++++ Recorded data
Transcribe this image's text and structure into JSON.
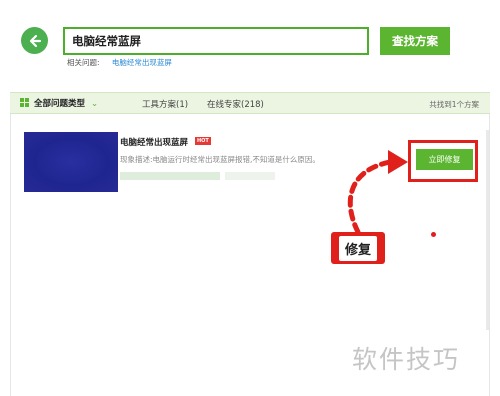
{
  "search": {
    "value": "电脑经常蓝屏",
    "button_label": "查找方案"
  },
  "related": {
    "label": "相关问题:",
    "link": "电脑经常出现蓝屏"
  },
  "tabs": {
    "all": "全部问题类型",
    "tools": "工具方案(1)",
    "experts": "在线专家(218)",
    "found_text": "共找到1个方案"
  },
  "result": {
    "title": "电脑经常出现蓝屏",
    "badge": "HOT",
    "description": "现象描述:电脑运行时经常出现蓝屏报错,不知道是什么原因。",
    "repair_button": "立即修复"
  },
  "annotation": {
    "label": "修复"
  },
  "watermark": "软件技巧",
  "colors": {
    "accent_green": "#5cb531",
    "highlight_red": "#e0201b",
    "link_blue": "#2d8ad3"
  },
  "icons": {
    "back": "back-arrow-icon",
    "category": "grid-icon",
    "dropdown": "chevron-down-icon"
  }
}
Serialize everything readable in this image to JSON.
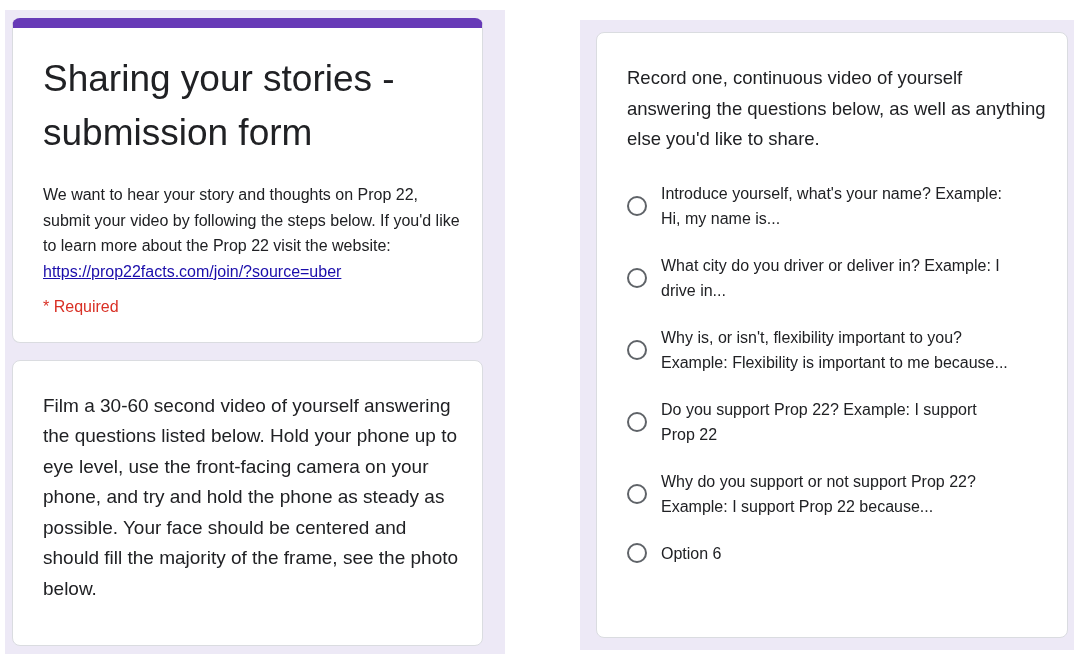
{
  "header_card": {
    "title": "Sharing your stories - submission form",
    "description": "We want to hear your story and thoughts on Prop 22, submit your video by following the steps below. If you'd like to learn more about the Prop 22 visit the website:",
    "link": "https://prop22facts.com/join/?source=uber",
    "required_note": "* Required"
  },
  "instructions_card": {
    "text": "Film a 30-60 second video of yourself answering the questions listed below. Hold your phone up to eye level, use the front-facing camera on your phone, and try and hold the phone as steady as possible. Your face should be centered and should fill the majority of the frame, see the photo below."
  },
  "question_card": {
    "prompt": "Record one, continuous video of yourself answering the questions below, as well as anything else you'd like to share.",
    "options": [
      {
        "label": "Introduce yourself, what's your name? Example: Hi, my name is...",
        "selected": false
      },
      {
        "label": "What city do you driver or deliver in? Example: I drive in...",
        "selected": false
      },
      {
        "label": "Why is, or isn't, flexibility important to you? Example: Flexibility is important to me because...",
        "selected": false
      },
      {
        "label": "Do you support Prop 22? Example: I support Prop 22",
        "selected": false
      },
      {
        "label": "Why do you support or not support Prop 22? Example: I support Prop 22 because...",
        "selected": false
      },
      {
        "label": "Option 6",
        "selected": false
      }
    ]
  }
}
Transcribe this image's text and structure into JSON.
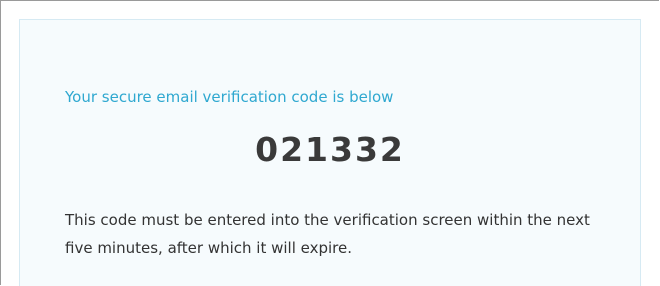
{
  "email": {
    "heading": "Your secure email verification code is below",
    "code": "021332",
    "message": "This code must be entered into the verification screen within the next five minutes, after which it will expire."
  },
  "colors": {
    "heading": "#2fa8d0",
    "code": "#3a3a3a",
    "text": "#333333",
    "card_background": "#f6fbfd"
  }
}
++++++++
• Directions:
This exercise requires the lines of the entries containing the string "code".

• Output below:
    "heading": "Your secure email verification code is below",
    "code": "021332",
    "message": "This code must be entered into the verification screen within the next five minutes, after which it will expire."
    "code": "#3a3a3a",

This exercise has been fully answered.